The reservation wage represents a key aspect of the decision to search for a job and to work for a DI beneficiary, and hence is an important determinant of RTW rates among DI beneficiaries. The reservation wage represents the amount a DI beneficiary would need to earn at work in order to accept a job. For a DI beneficiary to work, the fundamental requirement is that the market wage (i.e., the wage the person is offered in the labor market by a potential employer) exceeds the reservation wage. The major objective of this study is to examine the determinants of the reservation wage and of the job search status of DI beneficiaries at analytical and empirical levels.
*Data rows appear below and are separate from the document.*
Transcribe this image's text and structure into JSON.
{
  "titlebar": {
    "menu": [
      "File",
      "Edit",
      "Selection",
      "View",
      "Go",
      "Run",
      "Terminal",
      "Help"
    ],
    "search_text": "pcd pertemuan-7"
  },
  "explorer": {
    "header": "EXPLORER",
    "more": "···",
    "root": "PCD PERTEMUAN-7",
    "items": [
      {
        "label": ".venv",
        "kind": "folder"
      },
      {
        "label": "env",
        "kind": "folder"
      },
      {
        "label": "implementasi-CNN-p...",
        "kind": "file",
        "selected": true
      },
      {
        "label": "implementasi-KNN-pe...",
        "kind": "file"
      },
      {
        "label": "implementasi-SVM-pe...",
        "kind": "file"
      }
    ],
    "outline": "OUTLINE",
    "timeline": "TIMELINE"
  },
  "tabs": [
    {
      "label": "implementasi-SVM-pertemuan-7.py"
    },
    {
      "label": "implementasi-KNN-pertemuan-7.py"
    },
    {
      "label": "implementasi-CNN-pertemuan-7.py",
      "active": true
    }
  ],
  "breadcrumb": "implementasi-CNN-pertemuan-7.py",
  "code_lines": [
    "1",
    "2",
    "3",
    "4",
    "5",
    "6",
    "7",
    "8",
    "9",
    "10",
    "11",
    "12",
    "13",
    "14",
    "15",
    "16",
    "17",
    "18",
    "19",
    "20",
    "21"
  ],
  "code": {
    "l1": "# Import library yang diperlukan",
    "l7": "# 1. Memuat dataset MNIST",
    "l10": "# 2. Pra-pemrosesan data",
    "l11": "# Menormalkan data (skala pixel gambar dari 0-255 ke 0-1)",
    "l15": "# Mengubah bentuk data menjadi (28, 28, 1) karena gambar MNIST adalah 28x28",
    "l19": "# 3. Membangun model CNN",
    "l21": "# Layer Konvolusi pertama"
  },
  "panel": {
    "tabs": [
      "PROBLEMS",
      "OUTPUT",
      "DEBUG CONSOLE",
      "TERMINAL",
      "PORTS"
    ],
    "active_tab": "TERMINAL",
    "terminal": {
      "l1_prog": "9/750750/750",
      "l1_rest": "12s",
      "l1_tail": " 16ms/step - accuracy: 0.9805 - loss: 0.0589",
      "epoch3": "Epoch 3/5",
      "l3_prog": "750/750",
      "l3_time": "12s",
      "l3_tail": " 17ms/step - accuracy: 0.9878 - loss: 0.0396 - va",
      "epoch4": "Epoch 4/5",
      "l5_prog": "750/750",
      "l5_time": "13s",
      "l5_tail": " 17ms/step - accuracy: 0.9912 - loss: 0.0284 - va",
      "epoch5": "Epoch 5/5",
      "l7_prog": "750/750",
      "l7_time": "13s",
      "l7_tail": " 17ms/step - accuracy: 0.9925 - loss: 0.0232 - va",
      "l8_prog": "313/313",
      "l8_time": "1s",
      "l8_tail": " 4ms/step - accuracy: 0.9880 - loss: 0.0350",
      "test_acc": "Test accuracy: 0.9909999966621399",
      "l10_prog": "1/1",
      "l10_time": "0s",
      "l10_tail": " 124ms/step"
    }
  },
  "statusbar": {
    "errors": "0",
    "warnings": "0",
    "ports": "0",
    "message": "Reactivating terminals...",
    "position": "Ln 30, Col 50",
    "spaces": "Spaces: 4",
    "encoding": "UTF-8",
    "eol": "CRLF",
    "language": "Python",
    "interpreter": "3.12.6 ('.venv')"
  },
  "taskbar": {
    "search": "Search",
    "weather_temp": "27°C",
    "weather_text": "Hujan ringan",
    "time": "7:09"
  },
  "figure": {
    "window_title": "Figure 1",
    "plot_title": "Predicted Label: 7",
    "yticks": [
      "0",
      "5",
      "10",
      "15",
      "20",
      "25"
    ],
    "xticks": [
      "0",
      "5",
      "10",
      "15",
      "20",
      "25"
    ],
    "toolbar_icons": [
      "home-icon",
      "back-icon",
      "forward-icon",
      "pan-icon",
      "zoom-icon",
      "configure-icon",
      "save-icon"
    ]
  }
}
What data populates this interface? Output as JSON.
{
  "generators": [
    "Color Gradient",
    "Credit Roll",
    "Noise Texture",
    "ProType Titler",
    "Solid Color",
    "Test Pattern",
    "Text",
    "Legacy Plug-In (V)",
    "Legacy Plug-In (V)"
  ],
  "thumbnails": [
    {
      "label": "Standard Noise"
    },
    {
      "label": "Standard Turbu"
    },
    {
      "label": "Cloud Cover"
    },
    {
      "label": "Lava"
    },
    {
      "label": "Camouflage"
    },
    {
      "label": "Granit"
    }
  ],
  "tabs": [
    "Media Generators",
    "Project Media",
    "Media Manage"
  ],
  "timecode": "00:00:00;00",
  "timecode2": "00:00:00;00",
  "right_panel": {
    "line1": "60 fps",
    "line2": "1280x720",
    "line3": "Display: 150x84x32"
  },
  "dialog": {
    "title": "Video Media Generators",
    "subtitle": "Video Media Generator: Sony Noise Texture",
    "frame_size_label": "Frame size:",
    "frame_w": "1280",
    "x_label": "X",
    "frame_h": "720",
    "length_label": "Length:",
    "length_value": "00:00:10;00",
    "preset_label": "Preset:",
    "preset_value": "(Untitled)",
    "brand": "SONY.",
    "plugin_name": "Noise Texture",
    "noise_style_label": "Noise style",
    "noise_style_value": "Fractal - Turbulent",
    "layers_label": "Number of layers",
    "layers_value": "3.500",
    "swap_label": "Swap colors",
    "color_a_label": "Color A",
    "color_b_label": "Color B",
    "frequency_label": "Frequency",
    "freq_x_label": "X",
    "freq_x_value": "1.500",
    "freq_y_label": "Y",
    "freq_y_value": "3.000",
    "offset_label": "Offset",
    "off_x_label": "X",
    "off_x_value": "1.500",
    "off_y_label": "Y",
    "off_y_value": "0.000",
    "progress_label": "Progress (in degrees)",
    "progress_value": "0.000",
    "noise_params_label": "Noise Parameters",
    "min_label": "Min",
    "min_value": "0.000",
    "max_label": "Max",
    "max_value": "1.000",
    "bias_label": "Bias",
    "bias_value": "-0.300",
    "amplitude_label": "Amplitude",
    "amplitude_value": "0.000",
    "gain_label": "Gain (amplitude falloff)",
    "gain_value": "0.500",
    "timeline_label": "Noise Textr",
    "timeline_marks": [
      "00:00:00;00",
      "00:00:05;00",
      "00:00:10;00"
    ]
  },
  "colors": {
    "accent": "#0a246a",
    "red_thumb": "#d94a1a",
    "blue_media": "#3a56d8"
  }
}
The job search status indicates whether or not a beneficiary has looked for a job since joining the rolls.

The major steps in carrying out this study are as follows. First, we will develop a rigorous analytical framework to assess the determinants of the reservation wage that are related to DI program characteristics such as benefit and SGA (Substantial Gainful Activity) levels and the benefit offset rate. In a second phase, we will determine the determinants of the reservation wage and of the job search status of DI beneficiaries empirically using data from the 1991 New Beneficiary Follow-up survey (NBF). In the NBF, work histories, job search efforts and current work status are available for a cohort of DI beneficiaries who joined the rolls in 1982. The NBF has the advantage of having a reservation wage question that was asked of beneficiaries who were not working at the time of the survey.

This study will include an analysis of the policy implications of the model. In particular, we will discuss how benefit and SGA levels, as well as the benefit reduction rate are related to the reservation wage and the decision to search for a job.

The project deliverables are (1) quarterly progress reports by September 30, 2004, December 31, 2004, and March 30, 2005 (2) a final report by April 30, 2005; (3) a research presentation to the Disability Research Institute at its annual conference in Spring 2005 on the overall findings from the project.

The proposed budget is for a total of $24,456.58 over the period July 1, 2004-June 30, 2005.

Project Deliverables: